>>>

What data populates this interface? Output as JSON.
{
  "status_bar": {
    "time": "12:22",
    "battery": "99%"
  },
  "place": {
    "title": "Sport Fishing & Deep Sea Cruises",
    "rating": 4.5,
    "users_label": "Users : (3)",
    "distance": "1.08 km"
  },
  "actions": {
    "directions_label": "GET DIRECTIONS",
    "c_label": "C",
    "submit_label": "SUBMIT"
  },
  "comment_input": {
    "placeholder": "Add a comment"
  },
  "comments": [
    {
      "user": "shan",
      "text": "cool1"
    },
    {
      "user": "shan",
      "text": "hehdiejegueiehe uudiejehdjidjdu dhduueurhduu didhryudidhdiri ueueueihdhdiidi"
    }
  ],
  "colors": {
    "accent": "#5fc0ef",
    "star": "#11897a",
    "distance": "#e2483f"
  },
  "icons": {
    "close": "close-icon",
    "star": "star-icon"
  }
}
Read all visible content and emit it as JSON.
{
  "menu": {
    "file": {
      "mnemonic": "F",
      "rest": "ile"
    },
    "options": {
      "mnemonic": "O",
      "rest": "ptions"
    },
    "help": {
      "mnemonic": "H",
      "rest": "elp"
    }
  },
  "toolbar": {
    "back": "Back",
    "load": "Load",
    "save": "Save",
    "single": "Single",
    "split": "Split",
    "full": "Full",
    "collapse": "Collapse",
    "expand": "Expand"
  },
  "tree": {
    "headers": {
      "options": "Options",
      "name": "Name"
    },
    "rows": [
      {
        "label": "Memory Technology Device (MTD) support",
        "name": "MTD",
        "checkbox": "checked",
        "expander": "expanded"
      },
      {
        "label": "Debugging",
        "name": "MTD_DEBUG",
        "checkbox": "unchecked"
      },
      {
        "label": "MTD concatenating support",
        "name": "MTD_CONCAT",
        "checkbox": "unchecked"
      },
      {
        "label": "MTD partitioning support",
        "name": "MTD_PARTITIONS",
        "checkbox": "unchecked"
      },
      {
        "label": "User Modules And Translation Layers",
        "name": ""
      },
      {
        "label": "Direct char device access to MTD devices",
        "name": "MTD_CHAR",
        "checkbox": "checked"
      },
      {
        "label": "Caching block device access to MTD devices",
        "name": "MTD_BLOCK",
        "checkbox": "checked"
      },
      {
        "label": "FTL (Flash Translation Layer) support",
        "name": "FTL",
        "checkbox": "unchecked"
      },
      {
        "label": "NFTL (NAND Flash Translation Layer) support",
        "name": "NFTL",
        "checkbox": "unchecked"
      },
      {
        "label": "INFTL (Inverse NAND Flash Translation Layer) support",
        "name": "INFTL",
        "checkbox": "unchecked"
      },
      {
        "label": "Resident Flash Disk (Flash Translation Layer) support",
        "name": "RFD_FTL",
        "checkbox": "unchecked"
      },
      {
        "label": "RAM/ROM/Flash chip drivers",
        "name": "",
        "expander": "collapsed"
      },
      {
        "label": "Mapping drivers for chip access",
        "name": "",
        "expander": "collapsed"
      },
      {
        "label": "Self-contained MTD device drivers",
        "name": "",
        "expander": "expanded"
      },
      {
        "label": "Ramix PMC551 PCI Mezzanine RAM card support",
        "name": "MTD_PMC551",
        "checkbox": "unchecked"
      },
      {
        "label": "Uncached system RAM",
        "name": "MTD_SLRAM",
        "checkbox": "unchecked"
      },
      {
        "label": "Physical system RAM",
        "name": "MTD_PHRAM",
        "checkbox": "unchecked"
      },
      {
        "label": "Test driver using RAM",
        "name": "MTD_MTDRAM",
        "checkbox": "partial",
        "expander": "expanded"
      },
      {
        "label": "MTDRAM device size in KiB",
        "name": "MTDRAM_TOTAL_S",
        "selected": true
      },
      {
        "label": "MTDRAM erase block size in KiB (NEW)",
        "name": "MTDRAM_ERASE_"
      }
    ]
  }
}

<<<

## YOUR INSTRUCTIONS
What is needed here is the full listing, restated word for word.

## ANSWER TO THIS PROBLEM
What data populates this interface? Output as JSON.
{
  "status_bar": {
    "time": "12:22",
    "battery": "99%"
  },
  "place": {
    "title": "Sport Fishing & Deep Sea Cruises",
    "rating": 4.5,
    "users_label": "Users : (3)",
    "distance": "1.08 km"
  },
  "actions": {
    "directions_label": "GET DIRECTIONS",
    "c_label": "C",
    "submit_label": "SUBMIT"
  },
  "comment_input": {
    "placeholder": "Add a comment"
  },
  "comments": [
    {
      "user": "shan",
      "text": "cool1"
    },
    {
      "user": "shan",
      "text": "hehdiejegueiehe uudiejehdjidjdu dhduueurhduu didhryudidhdiri ueueueihdhdiidi"
    }
  ],
  "colors": {
    "accent": "#5fc0ef",
    "star": "#11897a",
    "distance": "#e2483f"
  },
  "icons": {
    "close": "close-icon",
    "star": "star-icon"
  }
}
Read all visible content and emit it as JSON.
{
  "menu": {
    "file": {
      "mnemonic": "F",
      "rest": "ile"
    },
    "options": {
      "mnemonic": "O",
      "rest": "ptions"
    },
    "help": {
      "mnemonic": "H",
      "rest": "elp"
    }
  },
  "toolbar": {
    "back": "Back",
    "load": "Load",
    "save": "Save",
    "single": "Single",
    "split": "Split",
    "full": "Full",
    "collapse": "Collapse",
    "expand": "Expand"
  },
  "tree": {
    "headers": {
      "options": "Options",
      "name": "Name"
    },
    "rows": [
      {
        "label": "Memory Technology Device (MTD) support",
        "name": "MTD",
        "checkbox": "checked",
        "expander": "expanded"
      },
      {
        "label": "Debugging",
        "name": "MTD_DEBUG",
        "checkbox": "unchecked"
      },
      {
        "label": "MTD concatenating support",
        "name": "MTD_CONCAT",
        "checkbox": "unchecked"
      },
      {
        "label": "MTD partitioning support",
        "name": "MTD_PARTITIONS",
        "checkbox": "unchecked"
      },
      {
        "label": "User Modules And Translation Layers",
        "name": ""
      },
      {
        "label": "Direct char device access to MTD devices",
        "name": "MTD_CHAR",
        "checkbox": "checked"
      },
      {
        "label": "Caching block device access to MTD devices",
        "name": "MTD_BLOCK",
        "checkbox": "checked"
      },
      {
        "label": "FTL (Flash Translation Layer) support",
        "name": "FTL",
        "checkbox": "unchecked"
      },
      {
        "label": "NFTL (NAND Flash Translation Layer) support",
        "name": "NFTL",
        "checkbox": "unchecked"
      },
      {
        "label": "INFTL (Inverse NAND Flash Translation Layer) support",
        "name": "INFTL",
        "checkbox": "unchecked"
      },
      {
        "label": "Resident Flash Disk (Flash Translation Layer) support",
        "name": "RFD_FTL",
        "checkbox": "unchecked"
      },
      {
        "label": "RAM/ROM/Flash chip drivers",
        "name": "",
        "expander": "collapsed"
      },
      {
        "label": "Mapping drivers for chip access",
        "name": "",
        "expander": "collapsed"
      },
      {
        "label": "Self-contained MTD device drivers",
        "name": "",
        "expander": "expanded"
      },
      {
        "label": "Ramix PMC551 PCI Mezzanine RAM card support",
        "name": "MTD_PMC551",
        "checkbox": "unchecked"
      },
      {
        "label": "Uncached system RAM",
        "name": "MTD_SLRAM",
        "checkbox": "unchecked"
      },
      {
        "label": "Physical system RAM",
        "name": "MTD_PHRAM",
        "checkbox": "unchecked"
      },
      {
        "label": "Test driver using RAM",
        "name": "MTD_MTDRAM",
        "checkbox": "partial",
        "expander": "expanded"
      },
      {
        "label": "MTDRAM device size in KiB",
        "name": "MTDRAM_TOTAL_S",
        "selected": true
      },
      {
        "label": "MTDRAM erase block size in KiB (NEW)",
        "name": "MTDRAM_ERASE_"
      }
    ]
  }
}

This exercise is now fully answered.